What you return should be every line below, word for word, and none of the images.
== Supplied data
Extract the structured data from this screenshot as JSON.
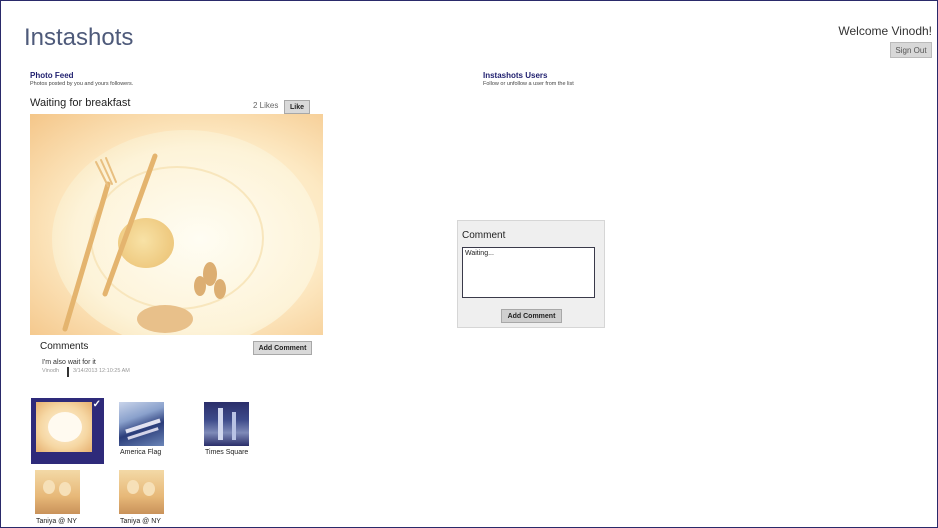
{
  "app": {
    "title": "Instashots"
  },
  "header": {
    "welcome": "Welcome Vinodh!",
    "sign_out_label": "Sign Out"
  },
  "photo_feed": {
    "title": "Photo Feed",
    "subtitle": "Photos posted by you and yours followers.",
    "post": {
      "title": "Waiting for breakfast",
      "likes_text": "2 Likes",
      "like_label": "Like"
    },
    "comments": {
      "title": "Comments",
      "add_label": "Add Comment",
      "items": [
        {
          "text": "I'm also wait for it",
          "author": "Vinodh",
          "timestamp": "3/14/2013 12:10:25 AM"
        }
      ]
    },
    "thumbnails": [
      {
        "label": "",
        "selected": true
      },
      {
        "label": "America Flag",
        "selected": false
      },
      {
        "label": "Times Square",
        "selected": false
      },
      {
        "label": "Taniya @ NY",
        "selected": false
      },
      {
        "label": "Taniya @ NY",
        "selected": false
      }
    ]
  },
  "users_panel": {
    "title": "Instashots Users",
    "subtitle": "Follow or unfollow a user from the list"
  },
  "comment_dialog": {
    "title": "Comment",
    "input_value": "Waiting...",
    "submit_label": "Add Comment"
  },
  "colors": {
    "accent": "#2e2a7a",
    "button_bg": "#d9d9d9",
    "dialog_bg": "#efefef",
    "title_color": "#4e5a7a"
  },
  "icons": {
    "selected_check": "check-icon"
  }
}
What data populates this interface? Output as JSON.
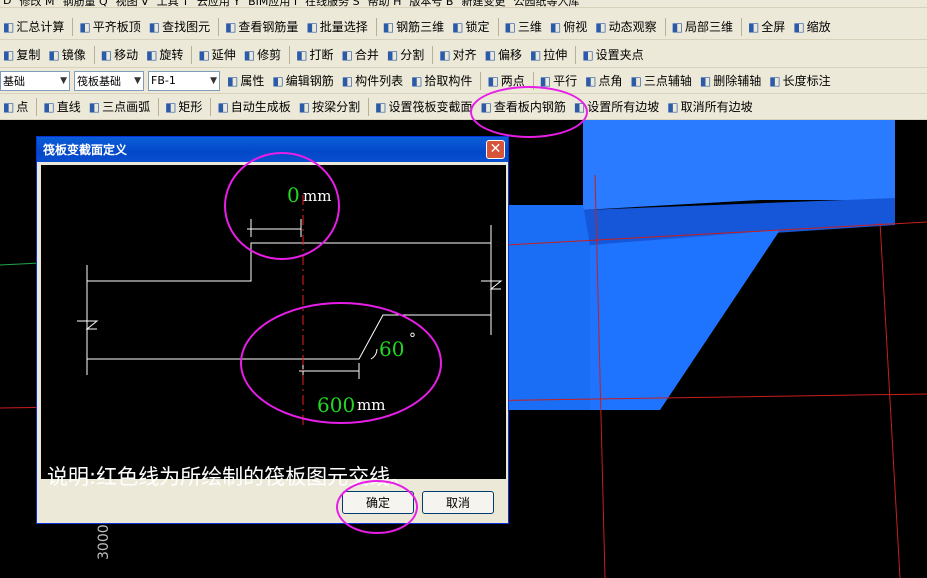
{
  "menubar": {
    "items": [
      "D",
      "修改 M",
      "钢筋量 Q",
      "视图 V",
      "工具 T",
      "云应用 Y",
      "BIM应用 I",
      "在线服务 S",
      "帮助 H",
      "版本号 B",
      "新建变更"
    ],
    "right_text": "公园纸等入库"
  },
  "toolbar1": {
    "items": [
      {
        "icon": "calc-icon",
        "label": "汇总计算"
      },
      {
        "icon": "flat-slab-icon",
        "label": "平齐板顶"
      },
      {
        "icon": "find-icon",
        "label": "查找图元"
      },
      {
        "icon": "rebar-view-icon",
        "label": "查看钢筋量"
      },
      {
        "icon": "batch-select-icon",
        "label": "批量选择"
      },
      {
        "icon": "rebar-3d-icon",
        "label": "钢筋三维"
      },
      {
        "icon": "lock-icon",
        "label": "锁定"
      },
      {
        "icon": "cube-3d-icon",
        "label": "三维"
      },
      {
        "icon": "top-view-icon",
        "label": "俯视"
      },
      {
        "icon": "orbit-icon",
        "label": "动态观察"
      },
      {
        "icon": "local-3d-icon",
        "label": "局部三维"
      },
      {
        "icon": "fullscreen-icon",
        "label": "全屏"
      },
      {
        "icon": "zoom-icon",
        "label": "缩放"
      }
    ],
    "overflow": "»"
  },
  "toolbar2": {
    "items": [
      {
        "icon": "copy-icon",
        "label": "复制"
      },
      {
        "icon": "mirror-icon",
        "label": "镜像"
      },
      {
        "icon": "move-icon",
        "label": "移动"
      },
      {
        "icon": "rotate-icon",
        "label": "旋转"
      },
      {
        "icon": "extend-icon",
        "label": "延伸"
      },
      {
        "icon": "trim-icon",
        "label": "修剪"
      },
      {
        "icon": "break-icon",
        "label": "打断"
      },
      {
        "icon": "merge-icon",
        "label": "合并"
      },
      {
        "icon": "split-icon",
        "label": "分割"
      },
      {
        "icon": "align-icon",
        "label": "对齐"
      },
      {
        "icon": "offset-icon",
        "label": "偏移"
      },
      {
        "icon": "stretch-icon",
        "label": "拉伸"
      },
      {
        "icon": "grip-icon",
        "label": "设置夹点"
      }
    ]
  },
  "toolbar3": {
    "combo_layer": "基础",
    "combo_type": "筏板基础",
    "combo_name": "FB-1",
    "items": [
      {
        "icon": "property-icon",
        "label": "属性"
      },
      {
        "icon": "edit-rebar-icon",
        "label": "编辑钢筋"
      },
      {
        "icon": "list-icon",
        "label": "构件列表"
      },
      {
        "icon": "pick-icon",
        "label": "拾取构件"
      },
      {
        "icon": "two-point-icon",
        "label": "两点"
      },
      {
        "icon": "parallel-icon",
        "label": "平行"
      },
      {
        "icon": "point-angle-icon",
        "label": "点角"
      },
      {
        "icon": "three-point-axis-icon",
        "label": "三点辅轴"
      },
      {
        "icon": "delete-axis-icon",
        "label": "删除辅轴"
      },
      {
        "icon": "dimension-icon",
        "label": "长度标注"
      }
    ]
  },
  "toolbar4": {
    "items": [
      {
        "icon": "point-icon",
        "label": "点"
      },
      {
        "icon": "line-icon",
        "label": "直线"
      },
      {
        "icon": "arc-icon",
        "label": "三点画弧"
      },
      {
        "icon": "rect-icon",
        "label": "矩形"
      },
      {
        "icon": "auto-slab-icon",
        "label": "自动生成板"
      },
      {
        "icon": "beam-split-icon",
        "label": "按梁分割"
      },
      {
        "icon": "section-icon",
        "label": "设置筏板变截面"
      },
      {
        "icon": "inner-rebar-icon",
        "label": "查看板内钢筋"
      },
      {
        "icon": "set-slope-icon",
        "label": "设置所有边坡"
      },
      {
        "icon": "cancel-slope-icon",
        "label": "取消所有边坡"
      }
    ]
  },
  "dialog": {
    "title": "筏板变截面定义",
    "close_glyph": "✕",
    "top_value": "0",
    "top_unit": "mm",
    "bottom_value": "600",
    "bottom_unit": "mm",
    "angle_value": "60",
    "angle_unit": "°",
    "explanation": "说明:红色线为所绘制的筏板图元交线。",
    "ok_label": "确定",
    "cancel_label": "取消"
  },
  "viewport": {
    "axis_label": "3000"
  },
  "colors": {
    "toolbar_bg": "#ece9d8",
    "dialog_title": "#0a5fd8",
    "slab_blue": "#1a6ef5",
    "grid_red": "#c81e1e",
    "highlight": "#e61ee6",
    "value_green": "#23d623"
  }
}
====
- Solution for this task:
Extract the structured data from this screenshot as JSON.
{
  "app": {
    "title": "Instashots"
  },
  "header": {
    "welcome": "Welcome Vinodh!",
    "sign_out_label": "Sign Out"
  },
  "photo_feed": {
    "title": "Photo Feed",
    "subtitle": "Photos posted by you and yours followers.",
    "post": {
      "title": "Waiting for breakfast",
      "likes_text": "2 Likes",
      "like_label": "Like"
    },
    "comments": {
      "title": "Comments",
      "add_label": "Add Comment",
      "items": [
        {
          "text": "I'm also wait for it",
          "author": "Vinodh",
          "timestamp": "3/14/2013 12:10:25 AM"
        }
      ]
    },
    "thumbnails": [
      {
        "label": "",
        "selected": true
      },
      {
        "label": "America Flag",
        "selected": false
      },
      {
        "label": "Times Square",
        "selected": false
      },
      {
        "label": "Taniya @ NY",
        "selected": false
      },
      {
        "label": "Taniya @ NY",
        "selected": false
      }
    ]
  },
  "users_panel": {
    "title": "Instashots Users",
    "subtitle": "Follow or unfollow a user from the list"
  },
  "comment_dialog": {
    "title": "Comment",
    "input_value": "Waiting...",
    "submit_label": "Add Comment"
  },
  "colors": {
    "accent": "#2e2a7a",
    "button_bg": "#d9d9d9",
    "dialog_bg": "#efefef",
    "title_color": "#4e5a7a"
  },
  "icons": {
    "selected_check": "check-icon"
  }
}
What data populates this interface? Output as JSON.
{
  "menubar": {
    "items": [
      "D",
      "修改 M",
      "钢筋量 Q",
      "视图 V",
      "工具 T",
      "云应用 Y",
      "BIM应用 I",
      "在线服务 S",
      "帮助 H",
      "版本号 B",
      "新建变更"
    ],
    "right_text": "公园纸等入库"
  },
  "toolbar1": {
    "items": [
      {
        "icon": "calc-icon",
        "label": "汇总计算"
      },
      {
        "icon": "flat-slab-icon",
        "label": "平齐板顶"
      },
      {
        "icon": "find-icon",
        "label": "查找图元"
      },
      {
        "icon": "rebar-view-icon",
        "label": "查看钢筋量"
      },
      {
        "icon": "batch-select-icon",
        "label": "批量选择"
      },
      {
        "icon": "rebar-3d-icon",
        "label": "钢筋三维"
      },
      {
        "icon": "lock-icon",
        "label": "锁定"
      },
      {
        "icon": "cube-3d-icon",
        "label": "三维"
      },
      {
        "icon": "top-view-icon",
        "label": "俯视"
      },
      {
        "icon": "orbit-icon",
        "label": "动态观察"
      },
      {
        "icon": "local-3d-icon",
        "label": "局部三维"
      },
      {
        "icon": "fullscreen-icon",
        "label": "全屏"
      },
      {
        "icon": "zoom-icon",
        "label": "缩放"
      }
    ],
    "overflow": "»"
  },
  "toolbar2": {
    "items": [
      {
        "icon": "copy-icon",
        "label": "复制"
      },
      {
        "icon": "mirror-icon",
        "label": "镜像"
      },
      {
        "icon": "move-icon",
        "label": "移动"
      },
      {
        "icon": "rotate-icon",
        "label": "旋转"
      },
      {
        "icon": "extend-icon",
        "label": "延伸"
      },
      {
        "icon": "trim-icon",
        "label": "修剪"
      },
      {
        "icon": "break-icon",
        "label": "打断"
      },
      {
        "icon": "merge-icon",
        "label": "合并"
      },
      {
        "icon": "split-icon",
        "label": "分割"
      },
      {
        "icon": "align-icon",
        "label": "对齐"
      },
      {
        "icon": "offset-icon",
        "label": "偏移"
      },
      {
        "icon": "stretch-icon",
        "label": "拉伸"
      },
      {
        "icon": "grip-icon",
        "label": "设置夹点"
      }
    ]
  },
  "toolbar3": {
    "combo_layer": "基础",
    "combo_type": "筏板基础",
    "combo_name": "FB-1",
    "items": [
      {
        "icon": "property-icon",
        "label": "属性"
      },
      {
        "icon": "edit-rebar-icon",
        "label": "编辑钢筋"
      },
      {
        "icon": "list-icon",
        "label": "构件列表"
      },
      {
        "icon": "pick-icon",
        "label": "拾取构件"
      },
      {
        "icon": "two-point-icon",
        "label": "两点"
      },
      {
        "icon": "parallel-icon",
        "label": "平行"
      },
      {
        "icon": "point-angle-icon",
        "label": "点角"
      },
      {
        "icon": "three-point-axis-icon",
        "label": "三点辅轴"
      },
      {
        "icon": "delete-axis-icon",
        "label": "删除辅轴"
      },
      {
        "icon": "dimension-icon",
        "label": "长度标注"
      }
    ]
  },
  "toolbar4": {
    "items": [
      {
        "icon": "point-icon",
        "label": "点"
      },
      {
        "icon": "line-icon",
        "label": "直线"
      },
      {
        "icon": "arc-icon",
        "label": "三点画弧"
      },
      {
        "icon": "rect-icon",
        "label": "矩形"
      },
      {
        "icon": "auto-slab-icon",
        "label": "自动生成板"
      },
      {
        "icon": "beam-split-icon",
        "label": "按梁分割"
      },
      {
        "icon": "section-icon",
        "label": "设置筏板变截面"
      },
      {
        "icon": "inner-rebar-icon",
        "label": "查看板内钢筋"
      },
      {
        "icon": "set-slope-icon",
        "label": "设置所有边坡"
      },
      {
        "icon": "cancel-slope-icon",
        "label": "取消所有边坡"
      }
    ]
  },
  "dialog": {
    "title": "筏板变截面定义",
    "close_glyph": "✕",
    "top_value": "0",
    "top_unit": "mm",
    "bottom_value": "600",
    "bottom_unit": "mm",
    "angle_value": "60",
    "angle_unit": "°",
    "explanation": "说明:红色线为所绘制的筏板图元交线。",
    "ok_label": "确定",
    "cancel_label": "取消"
  },
  "viewport": {
    "axis_label": "3000"
  },
  "colors": {
    "toolbar_bg": "#ece9d8",
    "dialog_title": "#0a5fd8",
    "slab_blue": "#1a6ef5",
    "grid_red": "#c81e1e",
    "highlight": "#e61ee6",
    "value_green": "#23d623"
  }
}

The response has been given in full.